__Exercise__:
Bring together all lines from the listing below that contain the string "Modifica".

═════ Working data ═════

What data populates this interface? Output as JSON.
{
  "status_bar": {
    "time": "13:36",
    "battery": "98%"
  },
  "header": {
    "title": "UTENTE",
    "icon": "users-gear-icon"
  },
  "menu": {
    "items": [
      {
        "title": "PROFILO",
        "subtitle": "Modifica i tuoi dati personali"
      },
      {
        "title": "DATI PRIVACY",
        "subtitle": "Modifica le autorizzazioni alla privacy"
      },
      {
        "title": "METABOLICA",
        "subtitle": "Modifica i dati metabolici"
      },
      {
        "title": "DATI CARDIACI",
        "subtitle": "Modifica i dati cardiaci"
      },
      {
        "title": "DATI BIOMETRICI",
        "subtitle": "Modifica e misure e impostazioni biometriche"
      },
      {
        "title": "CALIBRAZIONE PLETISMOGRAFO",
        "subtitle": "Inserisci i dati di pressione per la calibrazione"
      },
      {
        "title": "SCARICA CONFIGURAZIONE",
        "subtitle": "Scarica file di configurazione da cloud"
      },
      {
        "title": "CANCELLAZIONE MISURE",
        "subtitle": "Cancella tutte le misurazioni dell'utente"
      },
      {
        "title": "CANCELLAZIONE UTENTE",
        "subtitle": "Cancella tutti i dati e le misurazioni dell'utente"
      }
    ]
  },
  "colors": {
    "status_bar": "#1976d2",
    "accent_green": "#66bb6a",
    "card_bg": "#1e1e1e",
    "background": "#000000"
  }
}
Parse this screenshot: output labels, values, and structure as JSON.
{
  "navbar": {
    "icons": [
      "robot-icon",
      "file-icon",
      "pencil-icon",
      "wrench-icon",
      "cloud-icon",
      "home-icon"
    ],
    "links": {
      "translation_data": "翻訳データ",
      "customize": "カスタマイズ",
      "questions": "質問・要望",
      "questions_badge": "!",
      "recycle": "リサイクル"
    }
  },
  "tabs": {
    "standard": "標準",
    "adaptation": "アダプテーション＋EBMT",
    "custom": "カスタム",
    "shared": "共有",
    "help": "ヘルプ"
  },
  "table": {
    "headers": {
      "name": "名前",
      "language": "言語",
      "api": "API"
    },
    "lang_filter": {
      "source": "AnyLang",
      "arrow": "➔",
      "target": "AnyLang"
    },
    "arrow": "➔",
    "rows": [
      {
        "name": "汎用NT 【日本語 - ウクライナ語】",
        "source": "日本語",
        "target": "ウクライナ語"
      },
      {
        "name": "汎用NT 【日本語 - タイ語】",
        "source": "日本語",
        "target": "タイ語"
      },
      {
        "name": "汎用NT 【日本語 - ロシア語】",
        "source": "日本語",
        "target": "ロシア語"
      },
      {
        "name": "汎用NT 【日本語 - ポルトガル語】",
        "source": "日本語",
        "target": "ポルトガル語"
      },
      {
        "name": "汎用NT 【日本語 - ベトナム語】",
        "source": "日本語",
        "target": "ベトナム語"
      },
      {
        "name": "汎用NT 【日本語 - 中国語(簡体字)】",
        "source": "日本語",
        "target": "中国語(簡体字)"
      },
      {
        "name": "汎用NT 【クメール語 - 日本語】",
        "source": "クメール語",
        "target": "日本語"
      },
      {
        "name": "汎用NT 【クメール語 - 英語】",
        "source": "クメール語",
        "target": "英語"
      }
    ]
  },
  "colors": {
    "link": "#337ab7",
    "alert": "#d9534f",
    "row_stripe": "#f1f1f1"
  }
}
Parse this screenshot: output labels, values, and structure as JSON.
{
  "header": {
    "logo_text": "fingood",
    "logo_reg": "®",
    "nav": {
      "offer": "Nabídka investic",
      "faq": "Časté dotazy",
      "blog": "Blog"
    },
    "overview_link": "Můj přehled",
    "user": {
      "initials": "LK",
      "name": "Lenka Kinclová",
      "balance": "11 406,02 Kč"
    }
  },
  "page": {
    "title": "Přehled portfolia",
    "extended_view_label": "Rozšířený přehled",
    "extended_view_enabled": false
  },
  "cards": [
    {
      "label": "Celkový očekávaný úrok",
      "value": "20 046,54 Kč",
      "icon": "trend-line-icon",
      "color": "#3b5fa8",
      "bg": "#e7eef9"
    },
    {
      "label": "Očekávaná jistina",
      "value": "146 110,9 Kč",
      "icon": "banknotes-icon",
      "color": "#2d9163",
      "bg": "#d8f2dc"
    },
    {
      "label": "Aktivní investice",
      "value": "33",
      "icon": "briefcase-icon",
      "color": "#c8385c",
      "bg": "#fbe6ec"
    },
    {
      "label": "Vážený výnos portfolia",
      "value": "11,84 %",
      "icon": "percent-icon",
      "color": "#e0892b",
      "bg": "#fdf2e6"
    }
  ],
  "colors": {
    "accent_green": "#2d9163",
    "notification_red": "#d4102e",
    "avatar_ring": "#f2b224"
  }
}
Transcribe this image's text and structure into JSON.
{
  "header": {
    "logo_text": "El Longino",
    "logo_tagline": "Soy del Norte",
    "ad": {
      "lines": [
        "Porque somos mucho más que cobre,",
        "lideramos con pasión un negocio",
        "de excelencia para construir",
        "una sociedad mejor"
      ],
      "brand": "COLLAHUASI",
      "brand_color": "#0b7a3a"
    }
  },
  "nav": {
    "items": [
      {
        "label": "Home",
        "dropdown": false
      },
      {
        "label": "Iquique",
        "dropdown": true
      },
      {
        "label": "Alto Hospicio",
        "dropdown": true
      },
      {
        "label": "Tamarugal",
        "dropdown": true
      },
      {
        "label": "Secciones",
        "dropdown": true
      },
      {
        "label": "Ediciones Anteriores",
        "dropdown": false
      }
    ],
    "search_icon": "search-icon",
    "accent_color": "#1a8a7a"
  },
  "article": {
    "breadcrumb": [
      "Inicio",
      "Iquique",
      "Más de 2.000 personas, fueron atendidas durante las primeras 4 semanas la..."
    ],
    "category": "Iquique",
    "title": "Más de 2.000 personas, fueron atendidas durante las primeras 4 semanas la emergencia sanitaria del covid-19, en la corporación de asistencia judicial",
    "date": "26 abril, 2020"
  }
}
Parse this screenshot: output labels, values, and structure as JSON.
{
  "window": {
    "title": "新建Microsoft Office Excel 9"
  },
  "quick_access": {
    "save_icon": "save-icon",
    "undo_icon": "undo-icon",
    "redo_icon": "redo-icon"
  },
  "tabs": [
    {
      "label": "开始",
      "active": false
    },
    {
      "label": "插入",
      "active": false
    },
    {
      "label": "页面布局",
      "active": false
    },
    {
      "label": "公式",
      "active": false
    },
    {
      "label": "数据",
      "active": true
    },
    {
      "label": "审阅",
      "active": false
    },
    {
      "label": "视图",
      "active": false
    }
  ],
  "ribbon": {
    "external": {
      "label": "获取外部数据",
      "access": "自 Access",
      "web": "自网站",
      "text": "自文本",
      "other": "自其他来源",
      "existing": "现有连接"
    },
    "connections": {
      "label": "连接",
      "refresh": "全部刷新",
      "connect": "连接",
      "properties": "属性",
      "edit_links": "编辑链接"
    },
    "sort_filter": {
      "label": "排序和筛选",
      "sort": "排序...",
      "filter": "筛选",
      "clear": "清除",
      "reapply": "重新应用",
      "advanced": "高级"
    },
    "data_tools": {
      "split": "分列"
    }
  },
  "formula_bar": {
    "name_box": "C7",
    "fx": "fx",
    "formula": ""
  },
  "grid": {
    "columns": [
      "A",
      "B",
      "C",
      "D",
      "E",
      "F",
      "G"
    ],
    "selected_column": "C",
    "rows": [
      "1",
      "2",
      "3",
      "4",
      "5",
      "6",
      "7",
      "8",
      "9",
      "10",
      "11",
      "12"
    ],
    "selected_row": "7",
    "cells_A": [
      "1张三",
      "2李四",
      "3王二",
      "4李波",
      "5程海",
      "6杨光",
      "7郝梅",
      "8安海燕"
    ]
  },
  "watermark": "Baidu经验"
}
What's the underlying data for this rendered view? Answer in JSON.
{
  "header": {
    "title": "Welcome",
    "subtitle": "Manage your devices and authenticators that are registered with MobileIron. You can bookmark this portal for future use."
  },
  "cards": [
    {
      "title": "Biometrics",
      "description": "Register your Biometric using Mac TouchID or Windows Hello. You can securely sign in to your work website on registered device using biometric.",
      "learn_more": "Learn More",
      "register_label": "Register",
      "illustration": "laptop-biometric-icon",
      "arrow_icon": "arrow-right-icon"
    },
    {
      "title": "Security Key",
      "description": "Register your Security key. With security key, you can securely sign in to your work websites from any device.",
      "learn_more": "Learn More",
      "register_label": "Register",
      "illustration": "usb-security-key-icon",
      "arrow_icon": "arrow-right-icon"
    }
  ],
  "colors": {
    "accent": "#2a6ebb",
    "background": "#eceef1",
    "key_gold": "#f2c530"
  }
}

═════

__Solution to this task__:
        "subtitle": "Modifica i tuoi dati personali"
        "subtitle": "Modifica le autorizzazioni alla privacy"
        "subtitle": "Modifica i dati metabolici"
        "subtitle": "Modifica i dati cardiaci"
        "subtitle": "Modifica e misure e impostazioni biometriche"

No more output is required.